So despite saying it doesn’t keep me awake at night, if the club put it to an official vote, I’d tick the ‘yes’ box.
Malc Dugdale says…
As someone who remembers games at Roker Park very fondly, I think it’s a total no brainer to bring back the iconic emblem that was associated with our football club during that time, and throughout my youth.
I may be biased based on my age and my personal recollection of my formative years as a fan, but I don’t think many supporters of other ages will massively disagree. It’s way more representative of us than the present crest and it always will be.
The ship badge resonates with the proud and hard working foundations the city was built on. The newer design, on the other hand, looks pretty swish and I’ve never really disliked it, but it doesn’t really ‘mean anything’ for most Sunderland fans.
In addition, it’s a crest that’s not entirely dissimilar to the one used by our friends up the road.
I’ve no idea why it was changed and I don’t really recall how it happened, although I’ve lived and worked overseas for large parts of my career, and a lot of these changes pass you by when that’s the case.
‘Get it back to the boat’, is my view.
It’ll really kickstart merchandise sales, which I’ve written several times about as needing all the help they can get.
We’ve never had a better football identity than we have right now, and resuming the association with the ship badge would be the icing on the cake.
As I’ve written in the past, I’d love to see the old ship crest make a long overdue return.
Aside from all the commercial reasons and opportunities a change would provide, a return to something so iconic would be an instant hit with a majority of the fan base.
It’s arguably the club’s most famous badge and one that’s not only synonymous with the club, but also the city of Sunderland. As a supporter, you endeavour to not only see your team succeed, but to also embody the city itself and there can be no better reminder than the much-adored ship.
A city whose story is forged in the steel and hard labour of the shipyards that were once the envy of the world would dovetail beautifully with the club embracing modernity and class, and riding on the undercurrent of the Sunderland’s rich and varied past.

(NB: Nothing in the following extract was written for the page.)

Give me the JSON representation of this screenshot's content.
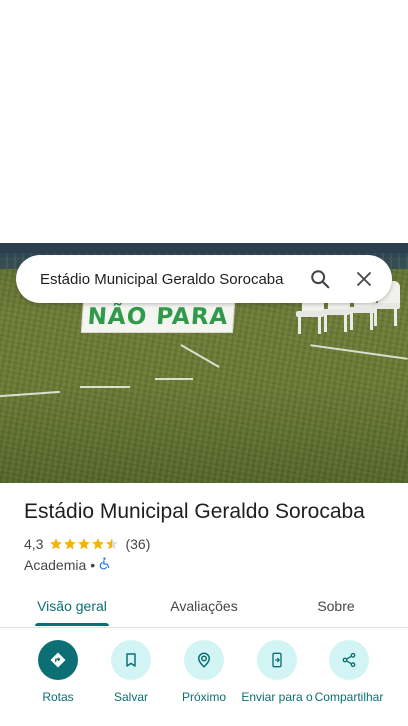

No badge seems to embody the club, the fans and the city itself more powerfully than that particular design.
Bring her back. You know it’s the right thing to do.